DISPLAY CONSULTING

They Converged – Unexpectedly...

It seems like a long time ago – and yet it’s not so very long ago. Can you remember when your PC was mostly a word processor and a spread sheet creator, with maybe a few simple games thrown in for good measure? Then along came Windows 3.1, e-mail, and subsequent versions that added to and enhanced these basic capabilities.

This all happened during a decade near the end of the last century. As the PC was growing in popularity, so was Microsoft. This company’s influence grew and it soon became dominant in the world of PC operating systems and “office” applications. And as the leader of this domain Bill Gates was developing a vision of the future and the role he wanted his company to play in creating a new world-order. I can still vividly remember seeing an interview on a major network news program in which Gates described how PC technology would soon be converging with television technology to create a unified computer/television user’s experience. To explain this new world-order, he had positioned himself sitting next to the television set and was pointing out how the typical PC functions could be performed by connecting a PC to a television. Also prominent in the presentation was how various household functions such as heating, lighting, and home security systems would soon become integrated into a centralized PC that would make all of these functions programmable and remotely controllable.

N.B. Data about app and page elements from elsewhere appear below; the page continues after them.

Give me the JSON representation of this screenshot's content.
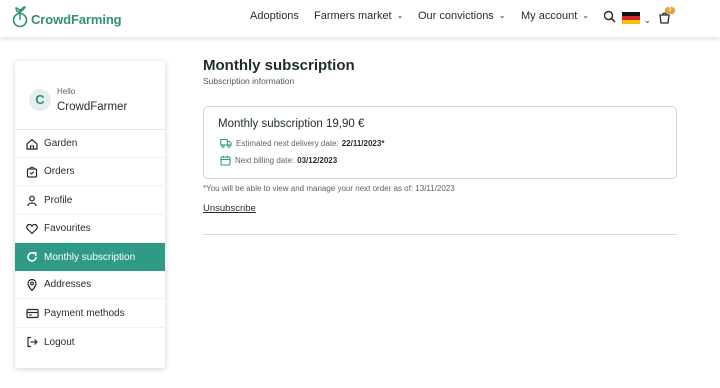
{
  "brand": {
    "name": "CrowdFarming",
    "color": "#2f8f79"
  },
  "nav": {
    "adoptions": "Adoptions",
    "farmers_market": "Farmers market",
    "our_convictions": "Our convictions",
    "my_account": "My account",
    "cart_count": "0"
  },
  "icons": {
    "search": "search-icon",
    "flag": "germany-flag-icon",
    "cart": "cart-icon"
  },
  "sidebar": {
    "greeting": "Hello",
    "user_name": "CrowdFarmer",
    "avatar_letter": "C",
    "items": [
      {
        "label": "Garden",
        "icon": "garden-icon"
      },
      {
        "label": "Orders",
        "icon": "orders-icon"
      },
      {
        "label": "Profile",
        "icon": "profile-icon"
      },
      {
        "label": "Favourites",
        "icon": "heart-icon"
      },
      {
        "label": "Monthly subscription",
        "icon": "refresh-icon",
        "active": true
      },
      {
        "label": "Addresses",
        "icon": "location-icon"
      },
      {
        "label": "Payment methods",
        "icon": "credit-card-icon"
      },
      {
        "label": "Logout",
        "icon": "logout-icon"
      }
    ],
    "active_color": "#2f9a86"
  },
  "main": {
    "title": "Monthly subscription",
    "subtitle": "Subscription information",
    "card": {
      "title": "Monthly subscription 19,90 €",
      "delivery_label": "Estimated next delivery date:",
      "delivery_value": "22/11/2023*",
      "billing_label": "Next billing date:",
      "billing_value": "03/12/2023"
    },
    "note": "*You will be able to view and manage your next order as of: 13/11/2023",
    "unsubscribe": "Unsubscribe"
  }
}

Should we be surprised that his vision was PC centered? Of course not. That is, unfortunately, what happens to all of us. We extrapolate our successes and sometimes those linear extrapolations can get us into trouble. Something new may come along that we didn’t expect because of our success-narrowed vision.

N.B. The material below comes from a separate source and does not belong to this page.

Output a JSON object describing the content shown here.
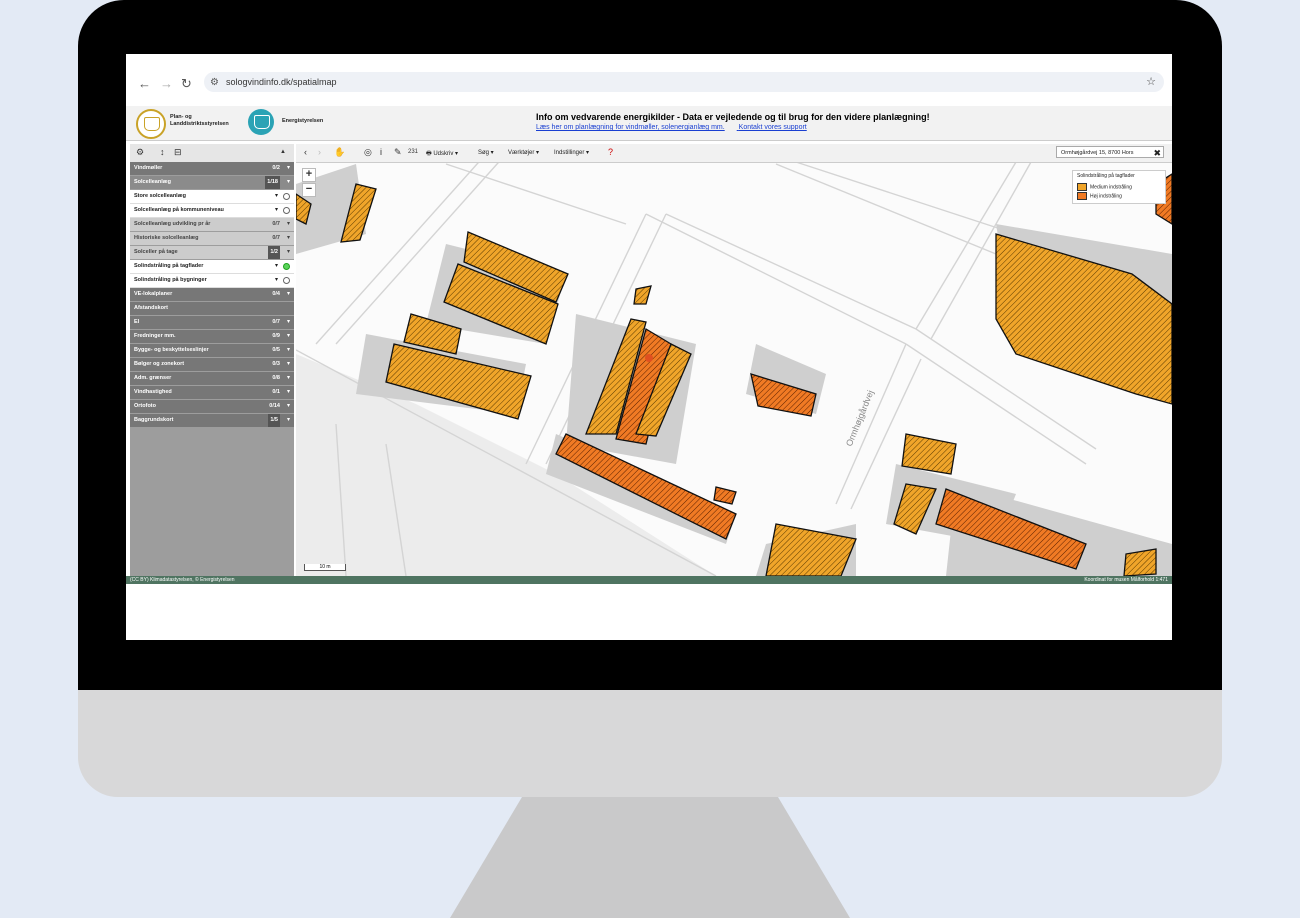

While I watched this interview, a number of puzzling thoughts went through my head. The first was -- how would I do word-processing from my normal TV viewing distance on a screen that had barely 400 lines of resolution? Big print, I guess. (Remember this was before HDTV and before the larger screens with higher resolution had become available.) My second thought was -- why would I even want to do that? Combining television entertainment with work-like activities seemed like a bad way to spend an evening. And what about other family members? Would they want to watch me create some document that perhaps was interesting to me but not to them? Next, came the rather obvious question about tying home heating, lighting, and security systems into a PC that needed to be rebooted and/or scanned for viruses every few days. One other “minor detail” was the two- to three-year life expectancy of a typical PC compared to the 30-year or greater life of home heating and lighting systems. How would one maintain such a “combination-system” that was subject to frequent technology upgrades and new product generations that were often incompatible with the previous ones?
Consumers must have had similar thoughts and doubts. The Microsoft vision of the home-of-the-future and the PC-driven convergence of computers and television did not happen. But something else did happen, and it’s creating a new world-order far more interesting and exciting than the one envisioned during the intense growth period of PC technology.

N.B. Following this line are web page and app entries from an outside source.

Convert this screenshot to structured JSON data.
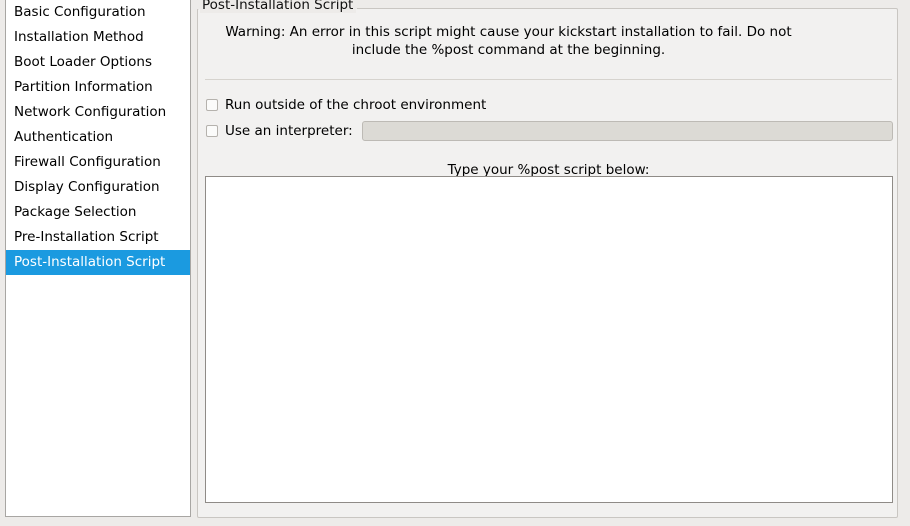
{
  "sidebar": {
    "items": [
      {
        "label": "Basic Configuration",
        "selected": false
      },
      {
        "label": "Installation Method",
        "selected": false
      },
      {
        "label": "Boot Loader Options",
        "selected": false
      },
      {
        "label": "Partition Information",
        "selected": false
      },
      {
        "label": "Network Configuration",
        "selected": false
      },
      {
        "label": "Authentication",
        "selected": false
      },
      {
        "label": "Firewall Configuration",
        "selected": false
      },
      {
        "label": "Display Configuration",
        "selected": false
      },
      {
        "label": "Package Selection",
        "selected": false
      },
      {
        "label": "Pre-Installation Script",
        "selected": false
      },
      {
        "label": "Post-Installation Script",
        "selected": true
      }
    ],
    "selected_index": 10
  },
  "panel": {
    "group_title": "Post-Installation Script",
    "warning_text": "Warning: An error in this script might cause your kickstart installation to fail. Do not include the %post command at the beginning.",
    "chroot_checkbox": {
      "label": "Run outside of the chroot environment",
      "checked": false
    },
    "interpreter_checkbox": {
      "label": "Use an interpreter:",
      "checked": false
    },
    "interpreter_input": {
      "value": "",
      "placeholder": "",
      "enabled": false
    },
    "script_label": "Type your %post script below:",
    "script_textarea": {
      "value": "",
      "placeholder": ""
    }
  },
  "colors": {
    "selection_blue": "#1b9ae0",
    "selection_text": "#ffffff",
    "window_background": "#edebe9",
    "panel_background": "#f2f1f0",
    "list_background": "#ffffff",
    "disabled_field": "#dcdad5",
    "border": "#c9c6c2",
    "text": "#000000"
  }
}
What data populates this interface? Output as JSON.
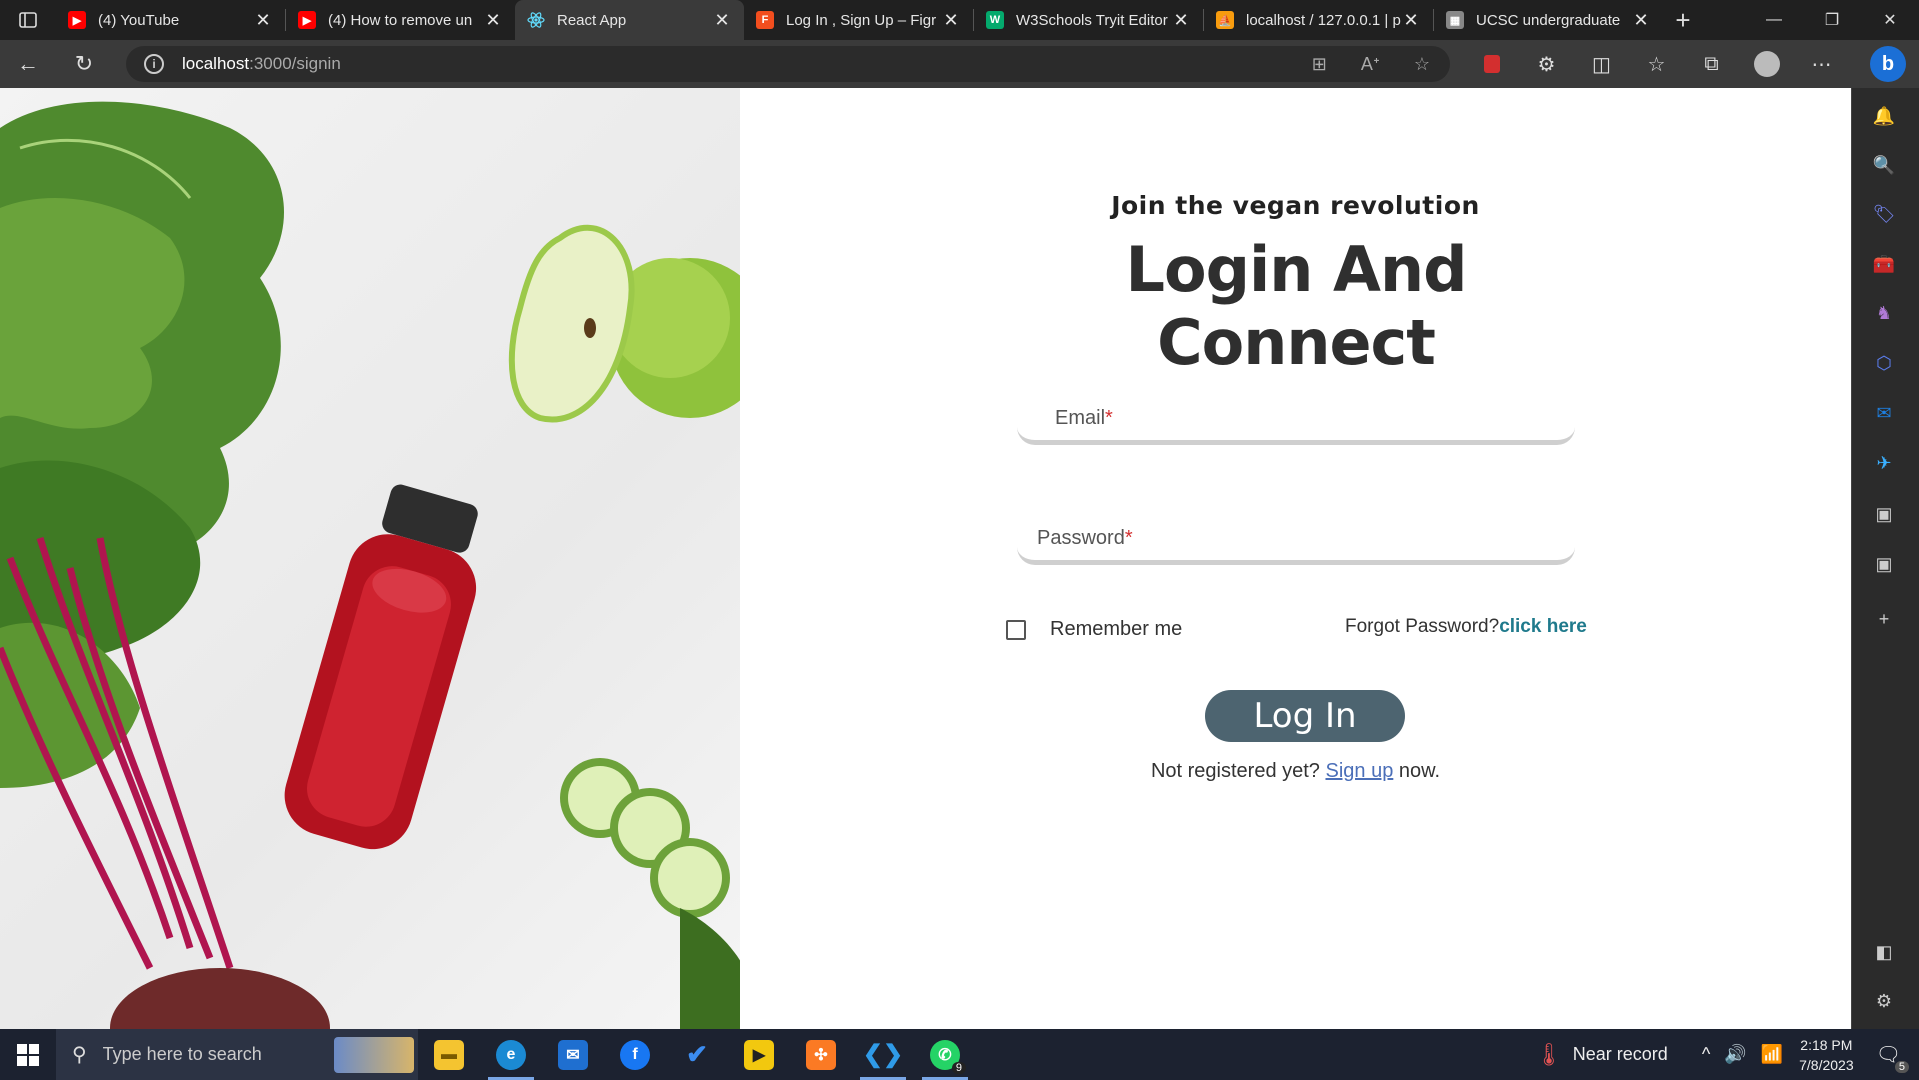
{
  "browser": {
    "tabs": [
      {
        "title": "(4) YouTube",
        "favicon": "youtube-icon",
        "color": "#ff0000",
        "active": false
      },
      {
        "title": "(4) How to remove un",
        "favicon": "youtube-icon",
        "color": "#ff0000",
        "active": false
      },
      {
        "title": "React App",
        "favicon": "react-icon",
        "color": "#61dafb",
        "active": true
      },
      {
        "title": "Log In , Sign Up – Figr",
        "favicon": "figma-icon",
        "color": "#f24e1e",
        "active": false
      },
      {
        "title": "W3Schools Tryit Editor",
        "favicon": "w3schools-icon",
        "color": "#04aa6d",
        "active": false
      },
      {
        "title": "localhost / 127.0.0.1 | p",
        "favicon": "phpmyadmin-icon",
        "color": "#f89c0e",
        "active": false
      },
      {
        "title": "UCSC undergraduate",
        "favicon": "page-icon",
        "color": "#888888",
        "active": false
      }
    ],
    "url_host": "localhost",
    "url_path": ":3000/signin"
  },
  "page": {
    "tagline": "Join the vegan revolution",
    "title": "Login And Connect",
    "email_label": "Email",
    "password_label": "Password",
    "required_mark": "*",
    "remember_label": "Remember me",
    "forgot_text": "Forgot Password?",
    "forgot_link": "click here",
    "login_button": "Log In",
    "signup_prefix": "Not registered yet? ",
    "signup_link": "Sign up",
    "signup_suffix": " now.",
    "accent_color": "#4d6470",
    "link_color": "#1f7a8c"
  },
  "taskbar": {
    "search_placeholder": "Type here to search",
    "weather": "Near record",
    "time": "2:18 PM",
    "date": "7/8/2023",
    "whatsapp_badge": "9",
    "notifications_badge": "5"
  }
}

A number of events that were just barely visible ten years ago have come to pass and have combined in previously unexpected ways to create these changes. The easiest one to see and predict was the evolution of HDTV. More than ten years ago, the display industry was already on a path to create high-resolution images on screens of just about any size. Electronic communications (now known as e-mail) were also beginning to become important and further expansion could be (and was) predicted.

But perhaps the biggest and least predicted new influence was Google and all the related search capability that has grown with it. Who would have believed a few decades ago that in just a few years we would be able to get an answer to just about any question, on any subject, by simply typing a few words, or even numbers, into our computers? Are you looking for an obsolete vacuum tube? Just “Google” the tube number and every likely source anywhere in the world will instantly be before you. Need the definition of a technical term? Just type it in and there it is. And along with this rich information resource has come the ability to purchase any of these items with similar ease. Of course Ebay has also helped this process along by creating the world’s largest market in new and used “stuff” of all kinds.
This interactivity and information-availability has encouraged the development of web-sites that today provide us with the latest news and other items of interest that we formerly found in daily newspapers and various trade publications.
With all this interesting information now at our fingertips – literally, the computer has evolved into more of an information resource and entertainment tool. While the traditional PC functions are still there, they are no longer dominant. Suddenly, the convergence of television and computers begins to make more sense. If I’m already accessing video clips about various events and items of interest on my computer, why not do that on a large-screen television in between watching favorite programs? That way I can entertain myself with a conventional video program, with a recorded movie, with an electronic game, and combine those activities with surfing the Internet for interesting items. The bridge between video entertainment and computer-accessed information has now been completed. There is a continuum of uses from pure video entertainment on one end, to a combination of computer-accessed information in the middle, to the more traditional PC–like world on the other end.
Could we have foreseen this more than a decade ago? Most of us did not. The key to this change was not the vision that Bill Gates had of pushing the PC into controlling the home. The key, instead, was what Google made happen with information search capability and the impact that this has had on other sources of information and commerce being added to the Internet. The process is now in place for television and computers to become inextricably linked. The convergence is happening. But it took a path markedly different than the one envisioned during the early growth years of PC technology.

Should you wish to comment on this topic or others, you may reach me directly from this site, by telephone at 425-898-9117, or by e-mail at silzars@attglobal.net.